Copy out, from the data, each line containing the string "COGS".
━━━━━ Excerpted records ━━━━━
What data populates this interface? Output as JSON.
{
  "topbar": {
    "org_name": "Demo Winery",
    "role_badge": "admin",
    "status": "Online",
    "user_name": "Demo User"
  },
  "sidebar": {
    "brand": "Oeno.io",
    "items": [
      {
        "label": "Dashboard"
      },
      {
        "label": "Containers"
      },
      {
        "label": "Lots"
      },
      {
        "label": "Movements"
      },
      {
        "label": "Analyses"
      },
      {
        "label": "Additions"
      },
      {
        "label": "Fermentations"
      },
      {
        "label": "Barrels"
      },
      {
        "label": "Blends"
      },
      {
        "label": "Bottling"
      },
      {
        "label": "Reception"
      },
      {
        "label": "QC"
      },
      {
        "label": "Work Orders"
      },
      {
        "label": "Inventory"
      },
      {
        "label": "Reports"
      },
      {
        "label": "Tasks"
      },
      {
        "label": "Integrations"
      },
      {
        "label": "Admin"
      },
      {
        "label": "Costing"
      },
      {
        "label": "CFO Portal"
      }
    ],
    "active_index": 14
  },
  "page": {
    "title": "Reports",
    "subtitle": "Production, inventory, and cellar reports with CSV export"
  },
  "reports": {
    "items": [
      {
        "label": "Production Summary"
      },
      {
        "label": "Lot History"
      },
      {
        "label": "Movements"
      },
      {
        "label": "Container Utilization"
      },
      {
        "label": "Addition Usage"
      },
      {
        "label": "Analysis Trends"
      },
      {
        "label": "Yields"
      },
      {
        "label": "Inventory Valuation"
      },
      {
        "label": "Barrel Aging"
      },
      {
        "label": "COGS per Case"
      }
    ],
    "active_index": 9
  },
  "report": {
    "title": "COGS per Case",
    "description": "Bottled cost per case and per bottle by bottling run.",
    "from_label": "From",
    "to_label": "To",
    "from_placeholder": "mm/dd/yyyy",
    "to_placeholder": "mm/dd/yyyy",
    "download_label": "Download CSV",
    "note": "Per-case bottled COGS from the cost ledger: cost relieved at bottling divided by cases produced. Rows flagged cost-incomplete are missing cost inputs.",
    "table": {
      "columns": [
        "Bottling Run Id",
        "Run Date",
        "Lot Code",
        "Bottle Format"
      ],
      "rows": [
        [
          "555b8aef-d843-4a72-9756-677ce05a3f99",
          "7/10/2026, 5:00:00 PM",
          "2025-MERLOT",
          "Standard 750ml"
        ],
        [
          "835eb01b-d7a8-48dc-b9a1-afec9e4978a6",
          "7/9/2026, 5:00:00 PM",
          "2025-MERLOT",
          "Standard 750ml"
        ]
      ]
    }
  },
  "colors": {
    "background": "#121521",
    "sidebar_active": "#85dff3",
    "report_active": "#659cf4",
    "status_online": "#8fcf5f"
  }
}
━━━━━
=== Written answer ===
        "label": "COGS per Case"
    "title": "COGS per Case",
    "note": "Per-case bottled COGS from the cost ledger: cost relieved at bottling divided by cases produced. Rows flagged cost-incomplete are missing cost inputs.",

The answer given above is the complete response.